Under the codes, a customer, associated person, member or other non-member who files a claim, counterclaim, cross claim or third party claim must pay a filing fee to initiate an arbitration.11 The filing fee consists of two parts—a non-refundable fee, which FINRA keeps when a claim is filed, and a refundable deposit, which FINRA may return in whole or in part to the party that filed the claim in certain circumstances.12 FINRA has amended Rules 12900 and 13900 to increase the filing fees for investors, associated persons, members or other non-members who file claims of more than $500,000.13 Most of the filing fee increases have been added to the refundable portion of the filing fee.
Hearing Session Fees
A hearing session is a meeting of the parties and arbitrators.14 Hearing session fees are assessed for each hearing, pre-hearing and injunctive hearing conducted.15 A hearing session may be conducted by one or three arbitrators, depending on the claim amount.16 FINRA has amended Rules 12902 and 13902 to increase the hearing session fees for claims of more than $500,000. Under the amended rules, the fees for a hearing session with one arbitrator will not change.

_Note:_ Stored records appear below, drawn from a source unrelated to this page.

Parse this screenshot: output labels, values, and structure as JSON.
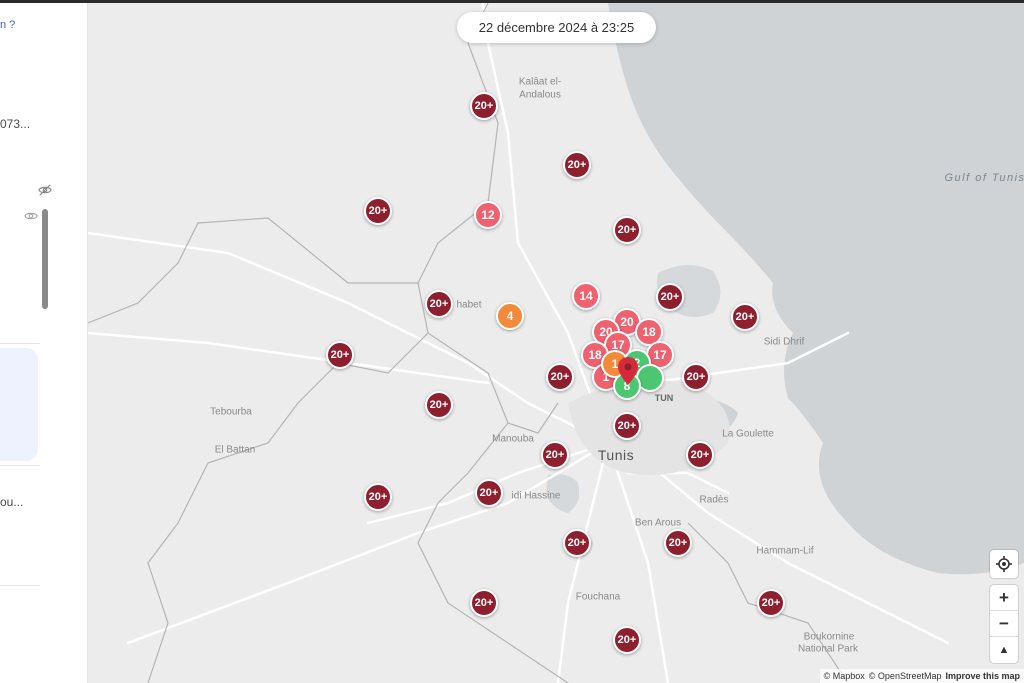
{
  "sidebar": {
    "link_fragment": "n ?",
    "text_fragment_1": "073...",
    "text_fragment_2": "ou...",
    "icons": [
      "eye-off-icon",
      "eye-icon"
    ]
  },
  "map": {
    "timestamp": "22 décembre 2024 à 23:25",
    "places": [
      {
        "name": "Kalâat el-",
        "type": "town"
      },
      {
        "name": "Andalous",
        "type": "town"
      },
      {
        "name": "Gulf of Tunis",
        "type": "sea"
      },
      {
        "name": "habet",
        "type": "town"
      },
      {
        "name": "Sidi Dhrif",
        "type": "town"
      },
      {
        "name": "TUN",
        "type": "small"
      },
      {
        "name": "Tebourba",
        "type": "town"
      },
      {
        "name": "El Battan",
        "type": "town"
      },
      {
        "name": "Manouba",
        "type": "town"
      },
      {
        "name": "Tunis",
        "type": "city"
      },
      {
        "name": "La Goulette",
        "type": "town"
      },
      {
        "name": "idi Hassine",
        "type": "town"
      },
      {
        "name": "Radès",
        "type": "town"
      },
      {
        "name": "Ben Arous",
        "type": "town"
      },
      {
        "name": "Hammam-Lif",
        "type": "town"
      },
      {
        "name": "Fouchana",
        "type": "town"
      },
      {
        "name": "Boukornine",
        "type": "town"
      },
      {
        "name": "National Park",
        "type": "town"
      }
    ],
    "clusters": [
      {
        "label": "20+",
        "color": "dark"
      },
      {
        "label": "20+",
        "color": "dark"
      },
      {
        "label": "20+",
        "color": "dark"
      },
      {
        "label": "12",
        "color": "pink"
      },
      {
        "label": "20+",
        "color": "dark"
      },
      {
        "label": "14",
        "color": "pink"
      },
      {
        "label": "20+",
        "color": "dark"
      },
      {
        "label": "20+",
        "color": "dark"
      },
      {
        "label": "4",
        "color": "orange"
      },
      {
        "label": "20+",
        "color": "dark"
      },
      {
        "label": "20+",
        "color": "dark"
      },
      {
        "label": "20",
        "color": "pink"
      },
      {
        "label": "20",
        "color": "pink"
      },
      {
        "label": "18",
        "color": "pink"
      },
      {
        "label": "17",
        "color": "pink"
      },
      {
        "label": "18",
        "color": "pink"
      },
      {
        "label": "17",
        "color": "pink"
      },
      {
        "label": "1",
        "color": "pink"
      },
      {
        "label": "1",
        "color": "orange"
      },
      {
        "label": "2",
        "color": "green"
      },
      {
        "label": "",
        "color": "green"
      },
      {
        "label": "8",
        "color": "green"
      },
      {
        "label": "20+",
        "color": "dark"
      },
      {
        "label": "20+",
        "color": "dark"
      },
      {
        "label": "20+",
        "color": "dark"
      },
      {
        "label": "20+",
        "color": "dark"
      },
      {
        "label": "20+",
        "color": "dark"
      },
      {
        "label": "20+",
        "color": "dark"
      },
      {
        "label": "20+",
        "color": "dark"
      },
      {
        "label": "20+",
        "color": "dark"
      },
      {
        "label": "20+",
        "color": "dark"
      },
      {
        "label": "20+",
        "color": "dark"
      },
      {
        "label": "20+",
        "color": "dark"
      }
    ],
    "controls": {
      "locate_icon": "crosshair-icon",
      "zoom_in": "+",
      "zoom_out": "−",
      "compass": "▲"
    },
    "attribution": {
      "mapbox": "© Mapbox",
      "osm": "© OpenStreetMap",
      "improve": "Improve this map"
    },
    "colors": {
      "dark": "#8e1f2e",
      "pink": "#f0616f",
      "orange": "#f28a3a",
      "green": "#4cc771",
      "water": "#cfd3d6",
      "land": "#ececec"
    }
  }
}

However, for hearing sessions with three arbitrators, the hearing session fees will increase for claim amounts starting at $500,000.01. Arbitrators allocate the hearing session fees among the parties in an arbitration.
Non-Monetary or Unspecified Damages
If a party files a claim that does not request or specify money damages, that claim is considered an unspecified claim. Each of the fee categories (discussed above) contains a fee amount for unspecified claims.17 This amendment increases surcharges, process fees, filing fees, and hearing session fees for non-monetary or unspecified claims.
The amendments are effective for arbitration cases filed on or after December 15, 2014. The new honoraria and fee increases will not apply to arbitration cases filed prior to the effective date.
1See Securities Exchange Act Release No. 73245 (Sept. 29, 2014), 79 FR 59876 (Oct. 3, 2014) (Order Approving File No. SR-FINRA-2014-026).
7See Securities Exchange Act Rel. No. 72479 (June 26, 2014), 79 FR 37786 (July 2, 2014) at 37786.
9 If a claim amount is less than $25,000, the member would not be assessed any process fees. If a claim amount is between $25,000 and $50,000, FINRA would assess a nonrefundable prehearing process fee, but not the non-refundable hearing process fee. See Rules 12903(a) and 13903(a).
10 A "respondent" is a party against whom a statement of claim or third party claim has been filed. A claimant against whom a counterclaim has been filed is not a respondent for purposes of the Code. Rule 12100(v) and Rule 13100(w).
12 The refundable portion correlates to the hearing session fees for the relevant claim size. A claimant may be entitled to a partial refund under the circumstances described in Rules 12900(c) and 13900(c). FINRA has also amended the refund amounts that correspond to the filing fee increases.
13 If an investor demonstrates financial hardship, FINRA will waive the filing fees. See FINRA's Fee Waivers Web page.
14See note 2, supra.